There is no shortage of muscles in the human body – somewhere between 600 and 800, depending on what your exact definition of a muscle is. And the experts can’t quite seem to agree on that.
But the primary functions of the muscles are clear: they are there to enable us to move, to maintain our posture, and to generate heat.
With so many muscles in the body, it comes as no surprise that they can become sore, and aching – sometimes mildly so, and sometimes absolutely excruciating. Muscle pain can develop just about anywhere in the body, and mostly goes away in a day or two, but sometimes can linger for months. Muscle pain can also involve ligaments, tendons and fascia (all are connective tissues in the human body).
Another name for muscle pain is ‘myalgia’. Most people know the cause of muscle pain in a specific part of their body, such as sore arms after carrying heavy boxes, or painful thigh muscles after a particularly heavy workout. Tension and overuse, as well as doing demanding work or heavy exercise can often be the cause of muscle pain. This kind of muscle pain is usually restricted to a specific part of your body.

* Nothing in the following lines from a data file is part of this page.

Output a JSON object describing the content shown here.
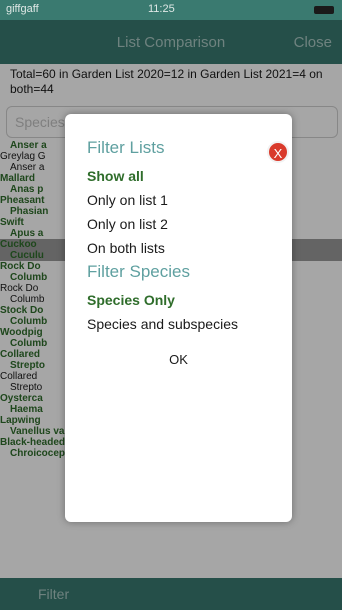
{
  "status": {
    "carrier": "giffgaff",
    "time": "11:25"
  },
  "nav": {
    "title": "List Comparison",
    "close": "Close"
  },
  "summary": "Total=60 in Garden List 2020=12 in Garden List 2021=4 on both=44",
  "search": {
    "placeholder": "Species"
  },
  "species": [
    [
      "Anser a",
      "g sp"
    ],
    [
      "Greylag G",
      "b"
    ],
    [
      "Anser a",
      "b sp"
    ],
    [
      "Mallard",
      "g"
    ],
    [
      "Anas p",
      "g sp"
    ],
    [
      "Pheasant",
      "g"
    ],
    [
      "Phasian",
      "g sp"
    ],
    [
      "Swift",
      "g"
    ],
    [
      "Apus a",
      "g sp"
    ],
    [
      "Cuckoo",
      "g hl"
    ],
    [
      "Cuculu",
      "g sp hl"
    ],
    [
      "Rock Do",
      "g"
    ],
    [
      "Columb",
      "g sp"
    ],
    [
      "Rock Do",
      "b"
    ],
    [
      "Columb",
      "b sp"
    ],
    [
      "Stock Do",
      "g"
    ],
    [
      "Columb",
      "g sp"
    ],
    [
      "Woodpig",
      "g"
    ],
    [
      "Columb",
      "g sp"
    ],
    [
      "Collared",
      "g"
    ],
    [
      "Strepto",
      "g sp"
    ],
    [
      "Collared",
      "b"
    ],
    [
      "Strepto",
      "b sp"
    ],
    [
      "Oysterca",
      "g"
    ],
    [
      "Haema",
      "g sp"
    ],
    [
      "Lapwing",
      "g"
    ],
    [
      "Vanellus vanellus",
      "g sp"
    ],
    [
      "Black-headed Gull",
      "g"
    ],
    [
      "Chroicocephalus ridibundus",
      "g sp"
    ]
  ],
  "tabbar": {
    "filter": "Filter"
  },
  "dialog": {
    "close": "X",
    "filter_lists_heading": "Filter  Lists",
    "opt_show_all": "Show all",
    "opt_only_list1": "Only on list 1",
    "opt_only_list2": "Only on list 2",
    "opt_both": "On both lists",
    "filter_species_heading": "Filter  Species",
    "opt_species_only": "Species Only",
    "opt_species_sub": "Species and subspecies",
    "ok": "OK"
  },
  "colors": {
    "header_bg": "#3a7a70",
    "green": "#2f6d2b",
    "close_red": "#d93a2b",
    "heading_teal": "#5fa0a0"
  }
}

Other causes of muscle pain
But injury and overuse are not the only causes of muscle pain, which can sometimes affect the whole body, and not just one area.
Other causes can include flu, rheumatoid arthritis, chronic fatigue syndrome (a condition where mental or physical exertion can cause extreme fatigue); claudication (too little blood flow to the blood vessels during exercise); dermatomyositis (an inflammatory disease causing muscle weakness and a skin rash); dystonia (a movement disorder causing muscles to contract); and fibromyalgia (a disorder causing widespread muscle pain), to name but a few.
Simple home treatment [resting, placing an ice pack on the muscle, using a compression bandage, elevating the affected part (such as the foot) can deal with many muscle injuries, but if the pain is severe, or the muscle weakness is extreme or you have a high fever and a stiff neck, or the muscle appears to affect your whole system, you need to see a doctor.
In the interest of our patients, in accordance with SA law and our commitment to expertise, MediHub cannot subscribe to the practice of online diagnosis. Please consult a medical professional for specific medical advice. If you have any major concerns, please see your doctor for an assessment. If you have any cause for concern, your GP will be able to direct you to the appropriate specialists.